Members of Parliament Snorre Valen and Hallgeir Langeland have called on Norway to change the constitution in order to turn the country into a republic, replacing King Harald with an elected head of state.
“It should not be possible to inherit power and positions. It’s high time this was changed,” said Valen.
Although this is the twelfth time the Socialist Left (Sosialistisk Venstreparti – SV) has motioned for the monarchy to be dismantled, never before has it offered the option of a transition phase.
The two politicians hope other parties will sign up to their plan, which would put the issue to a referendum. Should the people vote to get rid of the monarch, King Harald would be given some time to adjust before his notice period elapses.
“Previously, SV’s proponents have perhaps been more concerned with principles than finding feasible proposals,” said Valen.
Ideally, the changeover could be timed to coincide with the bicentenary of the Norwegian constitution in 2014, Valen said.
"A transition to a republic would be the natural end point to the democratization process that started in 1814 and was finalized when parliament took away the last remnants of formal power from the king when the union [with Sweden] was dissolved," according to the proposal.
Valen and Langeland asked parliament to decide what sort of powers a president should have were their proposal to become a reality.
They also requested legislators to figure out how often a presidential election should be held.
“Most people are really republicans. Now it’s time to change this old-fashioned form of governing a modern country, said Valen.
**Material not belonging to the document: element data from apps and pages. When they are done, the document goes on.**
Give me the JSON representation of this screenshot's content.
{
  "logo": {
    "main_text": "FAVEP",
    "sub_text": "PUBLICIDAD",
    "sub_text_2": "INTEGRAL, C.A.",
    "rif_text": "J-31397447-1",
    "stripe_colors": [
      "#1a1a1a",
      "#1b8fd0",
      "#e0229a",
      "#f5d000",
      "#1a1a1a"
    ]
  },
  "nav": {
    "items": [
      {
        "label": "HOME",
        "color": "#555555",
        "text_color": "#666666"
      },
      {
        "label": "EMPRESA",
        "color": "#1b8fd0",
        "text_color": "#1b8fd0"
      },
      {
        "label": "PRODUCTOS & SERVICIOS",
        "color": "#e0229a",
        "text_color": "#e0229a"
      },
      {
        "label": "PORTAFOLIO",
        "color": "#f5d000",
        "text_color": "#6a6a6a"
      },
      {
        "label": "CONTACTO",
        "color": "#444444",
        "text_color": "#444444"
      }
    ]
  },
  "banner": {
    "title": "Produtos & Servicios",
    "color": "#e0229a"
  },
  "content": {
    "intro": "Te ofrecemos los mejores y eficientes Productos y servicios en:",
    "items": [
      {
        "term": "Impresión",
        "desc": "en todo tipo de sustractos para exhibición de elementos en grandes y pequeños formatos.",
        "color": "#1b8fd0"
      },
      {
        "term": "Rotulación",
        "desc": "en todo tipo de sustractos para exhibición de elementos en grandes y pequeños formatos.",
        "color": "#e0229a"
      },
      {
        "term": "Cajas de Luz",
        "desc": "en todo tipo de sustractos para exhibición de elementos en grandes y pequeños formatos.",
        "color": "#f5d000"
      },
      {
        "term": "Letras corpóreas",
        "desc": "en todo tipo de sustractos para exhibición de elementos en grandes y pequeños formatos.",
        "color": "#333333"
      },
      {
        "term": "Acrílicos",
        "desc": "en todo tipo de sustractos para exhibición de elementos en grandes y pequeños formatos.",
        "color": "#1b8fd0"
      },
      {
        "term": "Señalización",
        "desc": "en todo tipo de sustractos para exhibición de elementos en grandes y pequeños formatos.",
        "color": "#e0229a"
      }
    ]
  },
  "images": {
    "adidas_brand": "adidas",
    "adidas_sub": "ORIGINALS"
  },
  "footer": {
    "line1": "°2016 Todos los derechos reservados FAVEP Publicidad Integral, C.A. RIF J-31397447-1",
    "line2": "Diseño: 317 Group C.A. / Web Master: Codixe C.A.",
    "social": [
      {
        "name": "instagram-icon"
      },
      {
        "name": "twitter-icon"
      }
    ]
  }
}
This may be wishful thinking on Valen’s part: studies have shown that the monarchy enjoys the support of 60-70 percent of the Norwegian population.